A record number of British coal miners returned to work Monday in the wake of last week's collapse of talks aimed at settling their strike, according to the Conservative government's National Coal Board, which operates the mining industry.
The board said more than 3,800 men went back to the pits Monday, adding that a total of 49% are now back at work, in defiance of the National Union of Mineworkers.
If this back-to-work momentum is maintained, coal board officials said, half the miners in the nationalized coal industry will be back on the job by the end of the week. That, they contend, would mean that the 50-week-old strike would be effectively broken.
However, Arthur Scargill, president of the miners' union, disputed the coal board's figures, saying that 64% of his 186,000 members are still on strike. He described as "a flop" the effort to get miners back to work. The government effort in this direction was especially intense over the weekend--with Energy Secretary Peter Walker offering cash bonuses slightly over $1,000 to induce miners to return.
Some labor observers attributed the defections reported Monday to the breakdown of talks last week. Officials of Britain's Trades Union Congress tried but failed to find a compromise solution to the dispute.
Last Thursday, the mine union's militant leaders rejected a formula to end the strike that it negotiated with the government side. Prime Minister Margaret Thatcher, through Walker, responded to the rebuff by saying it would not meet again with the union.

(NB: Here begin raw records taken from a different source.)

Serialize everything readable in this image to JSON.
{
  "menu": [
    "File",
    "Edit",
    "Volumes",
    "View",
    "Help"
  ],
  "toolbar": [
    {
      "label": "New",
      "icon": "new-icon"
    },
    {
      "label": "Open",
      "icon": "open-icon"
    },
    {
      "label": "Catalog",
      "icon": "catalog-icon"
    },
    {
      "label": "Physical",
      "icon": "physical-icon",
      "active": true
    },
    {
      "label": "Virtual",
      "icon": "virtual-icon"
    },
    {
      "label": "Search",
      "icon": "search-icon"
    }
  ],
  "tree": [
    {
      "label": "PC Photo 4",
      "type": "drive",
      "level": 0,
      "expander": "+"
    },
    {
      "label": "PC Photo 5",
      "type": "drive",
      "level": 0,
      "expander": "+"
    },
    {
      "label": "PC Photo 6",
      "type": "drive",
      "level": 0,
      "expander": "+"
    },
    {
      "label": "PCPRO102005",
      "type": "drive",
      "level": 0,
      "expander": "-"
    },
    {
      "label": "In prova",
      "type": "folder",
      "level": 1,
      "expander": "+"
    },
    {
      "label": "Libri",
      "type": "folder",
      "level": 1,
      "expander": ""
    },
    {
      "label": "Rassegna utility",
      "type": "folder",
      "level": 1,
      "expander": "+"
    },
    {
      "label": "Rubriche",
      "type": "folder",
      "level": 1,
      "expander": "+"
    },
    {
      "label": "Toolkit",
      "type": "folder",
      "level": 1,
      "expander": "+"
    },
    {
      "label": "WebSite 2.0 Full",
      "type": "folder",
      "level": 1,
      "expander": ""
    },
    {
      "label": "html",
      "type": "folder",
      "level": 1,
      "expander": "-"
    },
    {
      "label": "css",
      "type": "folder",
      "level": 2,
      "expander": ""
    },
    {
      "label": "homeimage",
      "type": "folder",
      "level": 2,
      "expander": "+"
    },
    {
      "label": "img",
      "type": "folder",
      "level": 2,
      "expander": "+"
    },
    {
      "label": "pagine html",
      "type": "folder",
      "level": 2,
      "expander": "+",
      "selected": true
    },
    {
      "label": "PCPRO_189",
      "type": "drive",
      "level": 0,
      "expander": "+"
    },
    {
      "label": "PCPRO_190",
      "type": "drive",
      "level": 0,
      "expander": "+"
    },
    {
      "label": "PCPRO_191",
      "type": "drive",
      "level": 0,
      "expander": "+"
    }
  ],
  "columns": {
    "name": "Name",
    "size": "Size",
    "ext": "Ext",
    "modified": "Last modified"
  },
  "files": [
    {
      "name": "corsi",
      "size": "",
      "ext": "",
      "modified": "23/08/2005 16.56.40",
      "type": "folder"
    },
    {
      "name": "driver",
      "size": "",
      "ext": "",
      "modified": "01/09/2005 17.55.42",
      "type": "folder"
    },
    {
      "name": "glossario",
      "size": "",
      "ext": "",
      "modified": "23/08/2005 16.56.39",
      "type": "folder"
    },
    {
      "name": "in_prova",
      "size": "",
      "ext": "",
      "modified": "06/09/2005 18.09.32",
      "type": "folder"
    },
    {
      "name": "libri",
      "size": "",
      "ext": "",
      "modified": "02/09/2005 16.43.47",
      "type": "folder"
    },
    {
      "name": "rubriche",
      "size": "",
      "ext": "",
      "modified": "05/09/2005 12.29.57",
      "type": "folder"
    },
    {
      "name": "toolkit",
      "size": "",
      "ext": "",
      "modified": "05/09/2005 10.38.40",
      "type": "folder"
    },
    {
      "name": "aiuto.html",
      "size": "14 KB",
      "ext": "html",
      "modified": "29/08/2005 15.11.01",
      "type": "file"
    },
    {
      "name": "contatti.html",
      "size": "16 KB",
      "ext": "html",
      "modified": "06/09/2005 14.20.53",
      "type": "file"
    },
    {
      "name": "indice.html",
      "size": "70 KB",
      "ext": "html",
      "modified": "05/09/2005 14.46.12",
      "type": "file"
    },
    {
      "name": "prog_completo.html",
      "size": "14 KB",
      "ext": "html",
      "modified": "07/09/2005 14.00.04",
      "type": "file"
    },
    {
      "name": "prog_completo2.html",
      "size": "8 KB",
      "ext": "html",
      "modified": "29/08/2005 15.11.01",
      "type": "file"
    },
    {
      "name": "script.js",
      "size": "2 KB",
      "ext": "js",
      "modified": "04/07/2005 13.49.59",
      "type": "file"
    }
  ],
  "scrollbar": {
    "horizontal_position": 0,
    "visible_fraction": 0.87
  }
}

Throughout the strike, the coal board has insisted on its right to close uneconomical pits.